WHAT IS NEEDED ▸ Please copy out every line of the data word for word.

[[ GIVEN RECORDS, beginning ]]

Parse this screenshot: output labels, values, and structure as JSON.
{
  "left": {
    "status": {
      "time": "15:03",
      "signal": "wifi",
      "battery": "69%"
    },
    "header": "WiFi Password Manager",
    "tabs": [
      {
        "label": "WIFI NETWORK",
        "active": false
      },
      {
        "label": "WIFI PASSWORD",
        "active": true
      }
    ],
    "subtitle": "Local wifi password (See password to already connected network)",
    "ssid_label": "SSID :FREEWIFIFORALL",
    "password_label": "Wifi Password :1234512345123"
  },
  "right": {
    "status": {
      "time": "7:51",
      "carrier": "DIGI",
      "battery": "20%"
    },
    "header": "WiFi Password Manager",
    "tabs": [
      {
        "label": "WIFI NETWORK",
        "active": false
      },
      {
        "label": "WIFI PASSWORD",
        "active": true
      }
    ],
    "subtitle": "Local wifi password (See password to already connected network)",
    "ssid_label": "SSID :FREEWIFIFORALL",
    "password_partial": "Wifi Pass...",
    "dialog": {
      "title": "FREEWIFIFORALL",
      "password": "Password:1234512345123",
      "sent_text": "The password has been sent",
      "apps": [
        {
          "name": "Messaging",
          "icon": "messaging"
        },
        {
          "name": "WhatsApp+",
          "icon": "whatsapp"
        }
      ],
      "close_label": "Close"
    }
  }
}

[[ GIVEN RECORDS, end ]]

ANSWER TO THE EXERCISE ▸
Parse this screenshot: output labels, values, and structure as JSON.
{
  "left": {
    "status": {
      "time": "15:03",
      "signal": "wifi",
      "battery": "69%"
    },
    "header": "WiFi Password Manager",
    "tabs": [
      {
        "label": "WIFI NETWORK",
        "active": false
      },
      {
        "label": "WIFI PASSWORD",
        "active": true
      }
    ],
    "subtitle": "Local wifi password (See password to already connected network)",
    "ssid_label": "SSID :FREEWIFIFORALL",
    "password_label": "Wifi Password :1234512345123"
  },
  "right": {
    "status": {
      "time": "7:51",
      "carrier": "DIGI",
      "battery": "20%"
    },
    "header": "WiFi Password Manager",
    "tabs": [
      {
        "label": "WIFI NETWORK",
        "active": false
      },
      {
        "label": "WIFI PASSWORD",
        "active": true
      }
    ],
    "subtitle": "Local wifi password (See password to already connected network)",
    "ssid_label": "SSID :FREEWIFIFORALL",
    "password_partial": "Wifi Pass...",
    "dialog": {
      "title": "FREEWIFIFORALL",
      "password": "Password:1234512345123",
      "sent_text": "The password has been sent",
      "apps": [
        {
          "name": "Messaging",
          "icon": "messaging"
        },
        {
          "name": "WhatsApp+",
          "icon": "whatsapp"
        }
      ],
      "close_label": "Close"
    }
  }
}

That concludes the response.